[WORK TO COMPLETE] Your task is to copy each line of the material that includes "costing".

[INPUT MATERIAL]

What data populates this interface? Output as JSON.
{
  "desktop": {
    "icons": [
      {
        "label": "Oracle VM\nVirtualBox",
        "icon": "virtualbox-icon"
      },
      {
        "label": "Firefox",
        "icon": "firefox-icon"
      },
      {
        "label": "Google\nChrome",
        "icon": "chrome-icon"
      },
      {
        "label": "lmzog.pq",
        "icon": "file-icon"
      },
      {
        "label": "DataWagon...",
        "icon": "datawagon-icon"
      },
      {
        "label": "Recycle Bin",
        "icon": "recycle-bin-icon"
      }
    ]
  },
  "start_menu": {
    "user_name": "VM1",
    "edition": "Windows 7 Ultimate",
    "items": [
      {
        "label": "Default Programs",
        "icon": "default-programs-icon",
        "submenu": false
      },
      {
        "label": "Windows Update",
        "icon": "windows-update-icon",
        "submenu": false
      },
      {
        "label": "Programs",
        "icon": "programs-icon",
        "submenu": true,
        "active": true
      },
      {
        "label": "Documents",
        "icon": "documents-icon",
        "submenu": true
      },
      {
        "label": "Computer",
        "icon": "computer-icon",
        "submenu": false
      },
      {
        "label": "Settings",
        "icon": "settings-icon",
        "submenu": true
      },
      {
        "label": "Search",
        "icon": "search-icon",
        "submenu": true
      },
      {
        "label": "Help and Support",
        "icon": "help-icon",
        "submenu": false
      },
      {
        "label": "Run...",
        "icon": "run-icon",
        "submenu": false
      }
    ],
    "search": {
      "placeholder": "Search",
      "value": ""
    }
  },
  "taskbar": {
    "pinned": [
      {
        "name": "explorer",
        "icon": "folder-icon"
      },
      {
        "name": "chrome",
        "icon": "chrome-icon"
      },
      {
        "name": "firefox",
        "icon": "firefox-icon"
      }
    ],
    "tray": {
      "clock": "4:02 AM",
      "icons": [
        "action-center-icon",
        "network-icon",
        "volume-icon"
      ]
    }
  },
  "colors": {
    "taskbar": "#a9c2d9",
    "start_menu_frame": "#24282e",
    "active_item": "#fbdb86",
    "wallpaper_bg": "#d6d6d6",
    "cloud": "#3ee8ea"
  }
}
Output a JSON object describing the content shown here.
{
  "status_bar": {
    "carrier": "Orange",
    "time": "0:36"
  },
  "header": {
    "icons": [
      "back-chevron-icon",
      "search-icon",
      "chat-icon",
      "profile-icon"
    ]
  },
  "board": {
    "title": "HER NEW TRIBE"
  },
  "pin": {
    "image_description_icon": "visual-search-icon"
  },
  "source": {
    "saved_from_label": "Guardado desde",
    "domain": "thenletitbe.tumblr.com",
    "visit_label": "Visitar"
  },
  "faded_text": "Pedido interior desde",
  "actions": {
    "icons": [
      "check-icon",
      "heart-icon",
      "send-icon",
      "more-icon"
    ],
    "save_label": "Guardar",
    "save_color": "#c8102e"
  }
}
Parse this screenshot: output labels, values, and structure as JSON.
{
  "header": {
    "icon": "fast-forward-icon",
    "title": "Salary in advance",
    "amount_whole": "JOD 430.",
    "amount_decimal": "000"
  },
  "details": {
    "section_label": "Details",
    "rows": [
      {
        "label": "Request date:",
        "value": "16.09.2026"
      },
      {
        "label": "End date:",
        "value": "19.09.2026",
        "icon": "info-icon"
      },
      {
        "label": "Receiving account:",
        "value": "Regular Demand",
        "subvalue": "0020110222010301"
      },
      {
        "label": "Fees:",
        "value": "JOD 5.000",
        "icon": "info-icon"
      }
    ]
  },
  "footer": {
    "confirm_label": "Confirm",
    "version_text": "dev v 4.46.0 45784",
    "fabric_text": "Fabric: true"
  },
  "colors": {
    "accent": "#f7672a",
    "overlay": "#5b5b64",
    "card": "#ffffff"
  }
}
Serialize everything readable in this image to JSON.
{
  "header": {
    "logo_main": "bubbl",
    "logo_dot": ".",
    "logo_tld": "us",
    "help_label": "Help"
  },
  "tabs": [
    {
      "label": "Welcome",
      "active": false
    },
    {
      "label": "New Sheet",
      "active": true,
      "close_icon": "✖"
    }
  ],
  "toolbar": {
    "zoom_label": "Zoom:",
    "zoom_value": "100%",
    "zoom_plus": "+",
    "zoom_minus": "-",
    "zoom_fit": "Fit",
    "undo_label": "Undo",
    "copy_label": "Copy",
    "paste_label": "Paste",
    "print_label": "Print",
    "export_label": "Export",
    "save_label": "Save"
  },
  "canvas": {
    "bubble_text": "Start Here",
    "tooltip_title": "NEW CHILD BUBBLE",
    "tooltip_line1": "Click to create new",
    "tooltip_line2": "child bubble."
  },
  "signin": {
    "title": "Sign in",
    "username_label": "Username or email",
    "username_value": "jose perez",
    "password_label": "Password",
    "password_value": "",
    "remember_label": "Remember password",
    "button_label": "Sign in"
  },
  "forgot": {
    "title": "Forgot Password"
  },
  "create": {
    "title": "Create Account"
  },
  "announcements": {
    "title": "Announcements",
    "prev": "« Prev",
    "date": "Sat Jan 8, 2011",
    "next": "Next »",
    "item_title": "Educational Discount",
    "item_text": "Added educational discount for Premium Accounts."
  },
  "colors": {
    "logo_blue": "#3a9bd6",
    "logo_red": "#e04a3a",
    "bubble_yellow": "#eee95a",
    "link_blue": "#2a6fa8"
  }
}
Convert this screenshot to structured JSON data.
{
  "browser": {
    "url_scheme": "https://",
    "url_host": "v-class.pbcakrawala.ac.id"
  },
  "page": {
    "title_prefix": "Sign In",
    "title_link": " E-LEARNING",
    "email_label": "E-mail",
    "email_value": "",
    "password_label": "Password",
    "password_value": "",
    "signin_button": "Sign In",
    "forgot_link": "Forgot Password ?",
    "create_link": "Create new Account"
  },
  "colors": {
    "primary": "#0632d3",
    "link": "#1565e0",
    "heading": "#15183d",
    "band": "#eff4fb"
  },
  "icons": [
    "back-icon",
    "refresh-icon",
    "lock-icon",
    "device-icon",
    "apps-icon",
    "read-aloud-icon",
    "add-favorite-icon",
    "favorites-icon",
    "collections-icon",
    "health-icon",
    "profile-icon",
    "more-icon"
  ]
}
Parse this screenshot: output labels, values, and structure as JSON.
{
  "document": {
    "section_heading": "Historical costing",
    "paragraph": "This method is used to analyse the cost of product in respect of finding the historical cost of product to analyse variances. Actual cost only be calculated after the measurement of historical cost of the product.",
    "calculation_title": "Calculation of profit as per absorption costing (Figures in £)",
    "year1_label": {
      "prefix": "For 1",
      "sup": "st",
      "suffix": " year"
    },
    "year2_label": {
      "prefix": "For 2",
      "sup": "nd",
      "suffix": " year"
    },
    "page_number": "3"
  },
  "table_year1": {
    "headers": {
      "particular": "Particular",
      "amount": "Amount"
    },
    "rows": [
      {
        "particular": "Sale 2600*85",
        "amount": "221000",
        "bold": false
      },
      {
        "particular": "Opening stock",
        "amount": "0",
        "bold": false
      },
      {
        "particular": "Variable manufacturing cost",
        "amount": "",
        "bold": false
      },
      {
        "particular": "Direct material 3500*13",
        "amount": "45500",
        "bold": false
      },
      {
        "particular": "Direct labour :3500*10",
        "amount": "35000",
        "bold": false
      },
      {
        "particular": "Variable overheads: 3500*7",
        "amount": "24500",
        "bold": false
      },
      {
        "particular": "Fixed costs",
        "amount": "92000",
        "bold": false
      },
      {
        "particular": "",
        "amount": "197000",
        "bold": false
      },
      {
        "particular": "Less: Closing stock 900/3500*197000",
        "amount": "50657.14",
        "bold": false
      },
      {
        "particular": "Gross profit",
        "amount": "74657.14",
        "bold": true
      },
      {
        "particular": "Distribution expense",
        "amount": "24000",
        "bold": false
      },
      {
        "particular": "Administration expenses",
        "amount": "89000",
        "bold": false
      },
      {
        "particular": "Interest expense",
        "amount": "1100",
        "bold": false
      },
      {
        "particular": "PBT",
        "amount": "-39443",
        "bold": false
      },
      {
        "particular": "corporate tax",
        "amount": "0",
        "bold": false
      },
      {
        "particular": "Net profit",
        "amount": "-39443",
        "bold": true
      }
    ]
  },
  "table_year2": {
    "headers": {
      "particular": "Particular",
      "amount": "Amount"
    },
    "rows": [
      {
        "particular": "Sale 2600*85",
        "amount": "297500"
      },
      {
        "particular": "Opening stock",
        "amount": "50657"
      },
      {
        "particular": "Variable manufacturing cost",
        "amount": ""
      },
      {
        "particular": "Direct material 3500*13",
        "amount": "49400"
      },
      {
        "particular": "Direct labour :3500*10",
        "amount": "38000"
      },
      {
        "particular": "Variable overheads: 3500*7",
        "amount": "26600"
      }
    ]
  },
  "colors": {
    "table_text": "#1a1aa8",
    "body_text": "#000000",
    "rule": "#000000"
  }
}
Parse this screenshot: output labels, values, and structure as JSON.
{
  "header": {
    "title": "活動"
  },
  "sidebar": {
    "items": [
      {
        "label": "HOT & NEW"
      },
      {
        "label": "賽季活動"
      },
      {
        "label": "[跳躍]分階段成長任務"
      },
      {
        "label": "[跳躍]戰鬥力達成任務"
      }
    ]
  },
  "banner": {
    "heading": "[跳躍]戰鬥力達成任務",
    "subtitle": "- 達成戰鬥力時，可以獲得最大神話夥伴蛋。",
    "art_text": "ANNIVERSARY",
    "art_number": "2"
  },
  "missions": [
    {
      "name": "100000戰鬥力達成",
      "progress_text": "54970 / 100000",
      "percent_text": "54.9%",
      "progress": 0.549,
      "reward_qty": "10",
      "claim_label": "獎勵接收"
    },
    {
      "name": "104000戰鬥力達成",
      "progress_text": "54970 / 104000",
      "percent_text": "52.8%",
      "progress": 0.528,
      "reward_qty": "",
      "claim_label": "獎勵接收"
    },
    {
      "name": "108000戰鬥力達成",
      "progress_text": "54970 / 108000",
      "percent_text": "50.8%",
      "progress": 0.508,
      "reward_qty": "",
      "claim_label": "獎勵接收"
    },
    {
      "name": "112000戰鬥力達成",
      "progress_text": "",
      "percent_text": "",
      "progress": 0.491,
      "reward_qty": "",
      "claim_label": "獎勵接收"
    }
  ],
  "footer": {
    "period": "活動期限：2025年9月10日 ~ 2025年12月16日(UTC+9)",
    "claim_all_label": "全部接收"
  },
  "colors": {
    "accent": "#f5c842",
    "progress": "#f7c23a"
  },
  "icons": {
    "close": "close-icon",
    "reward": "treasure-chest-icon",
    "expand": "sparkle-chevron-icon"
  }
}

[RESULT OF THIS EXERCISE]
    "section_heading": "Historical costing",
    "calculation_title": "Calculation of profit as per absorption costing (Figures in £)",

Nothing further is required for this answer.